Directions:
Below are entries to reproduce exactly, apart from their pictures.

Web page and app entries
──────────

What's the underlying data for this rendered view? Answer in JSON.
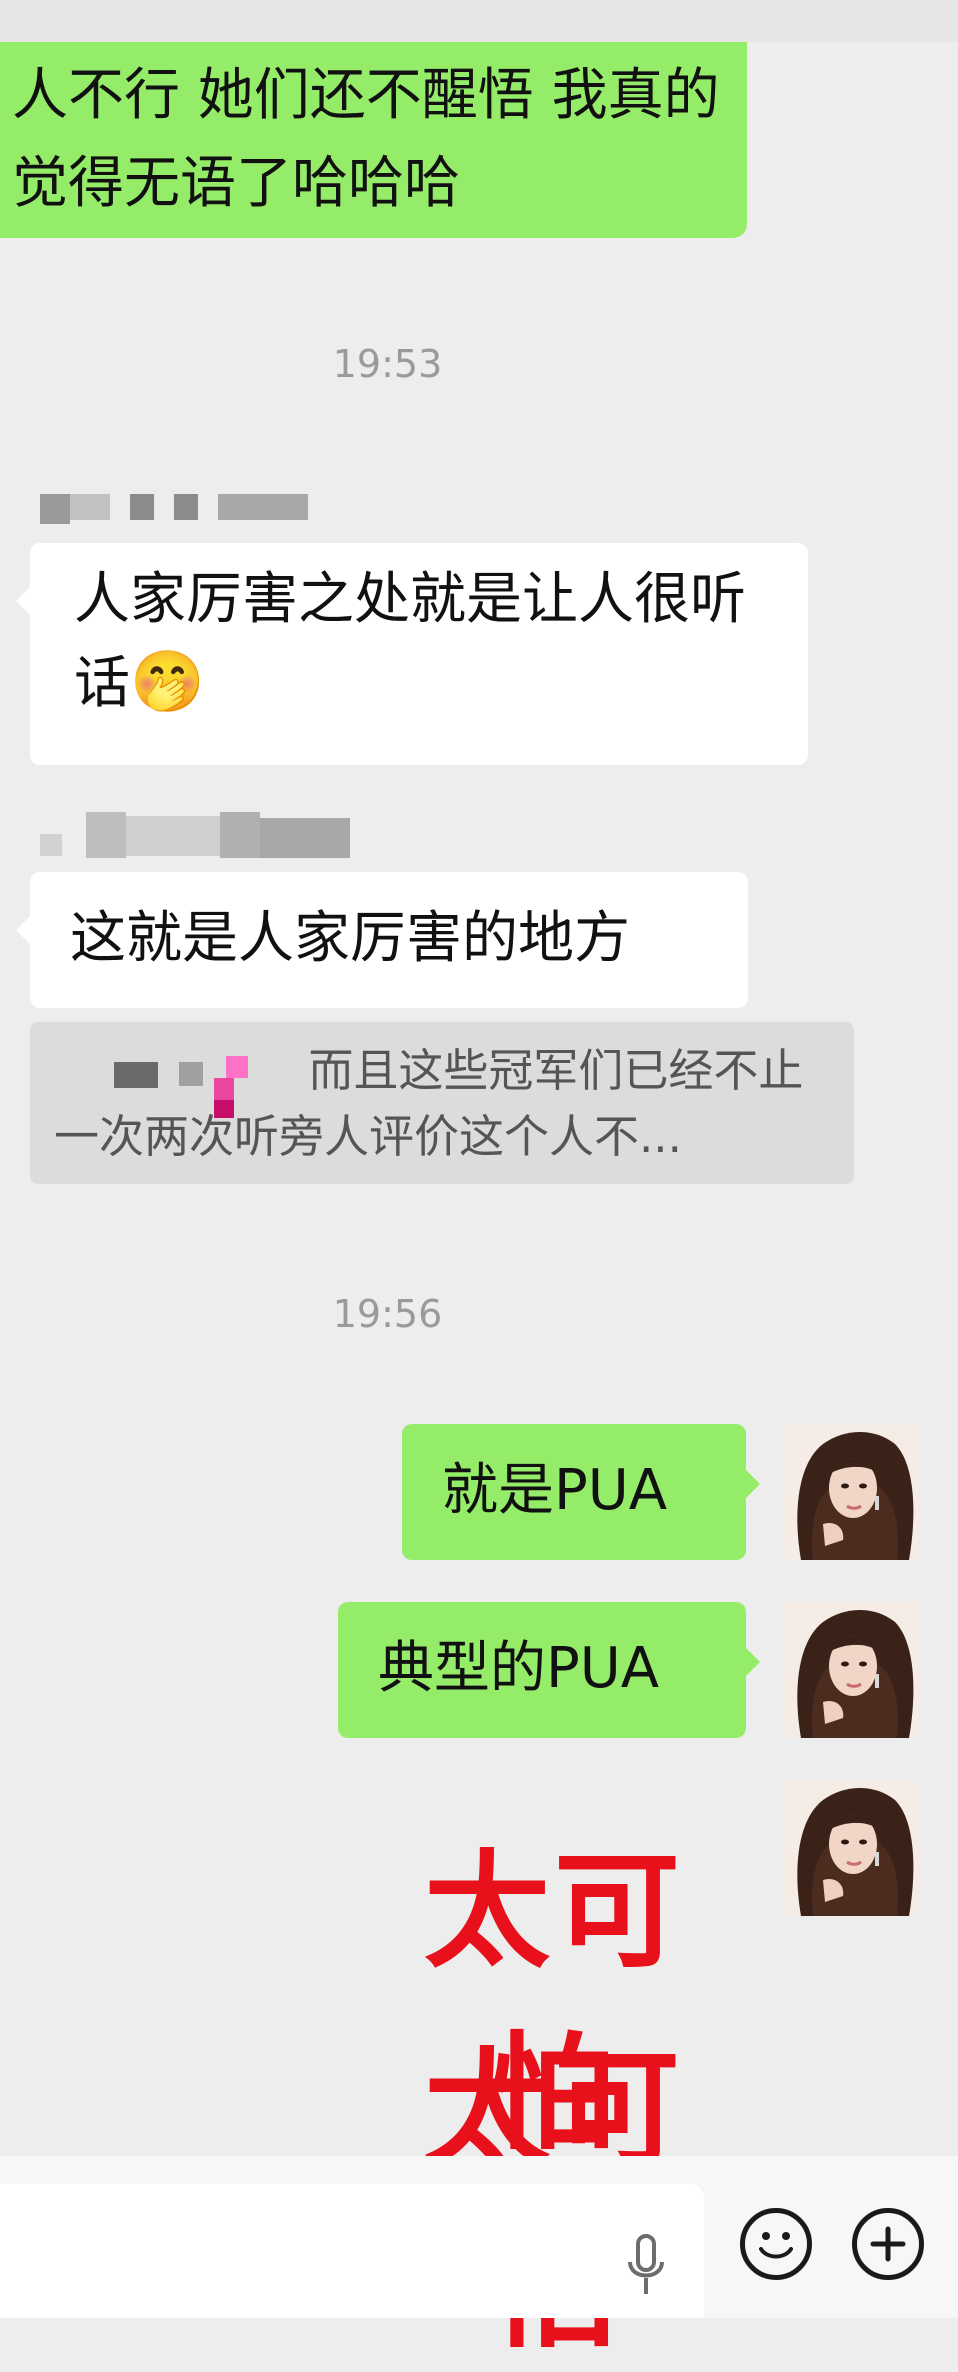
{
  "messages": {
    "first": "人不行  她们还不醒悟 我真的觉得无语了哈哈哈",
    "time1": "19:53",
    "reply1": "人家厉害之处就是让人很听话",
    "reply1_emoji": "🤭",
    "reply2": "这就是人家厉害的地方",
    "quote": "而且这些冠军们已经不止一次两次听旁人评价这个人不...",
    "time2": "19:56",
    "mine1": "就是PUA",
    "mine2": "典型的PUA",
    "big1": "太可怕",
    "big2": "太可怕"
  },
  "icons": {
    "voice": "microphone-icon",
    "emoji": "smiley-icon",
    "more": "plus-icon"
  },
  "colors": {
    "green_bubble": "#95ec69",
    "white_bubble": "#ffffff",
    "background": "#ededed",
    "big_text": "#e8101a"
  }
}
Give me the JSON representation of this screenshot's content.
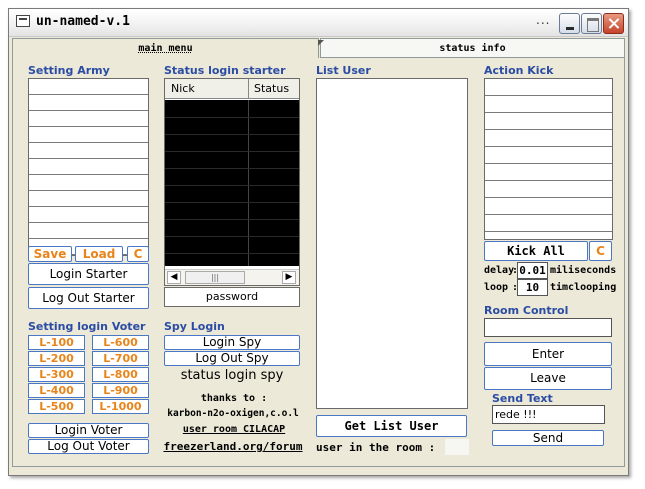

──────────

Solution to this exercise:
What's the underlying data for this rendered view? Answer in JSON.
{
  "messages": {
    "first": "人不行  她们还不醒悟 我真的觉得无语了哈哈哈",
    "time1": "19:53",
    "reply1": "人家厉害之处就是让人很听话",
    "reply1_emoji": "🤭",
    "reply2": "这就是人家厉害的地方",
    "quote": "而且这些冠军们已经不止一次两次听旁人评价这个人不...",
    "time2": "19:56",
    "mine1": "就是PUA",
    "mine2": "典型的PUA",
    "big1": "太可怕",
    "big2": "太可怕"
  },
  "icons": {
    "voice": "microphone-icon",
    "emoji": "smiley-icon",
    "more": "plus-icon"
  },
  "colors": {
    "green_bubble": "#95ec69",
    "white_bubble": "#ffffff",
    "background": "#ededed",
    "big_text": "#e8101a"
  }
}
Give me the JSON representation of this screenshot's content.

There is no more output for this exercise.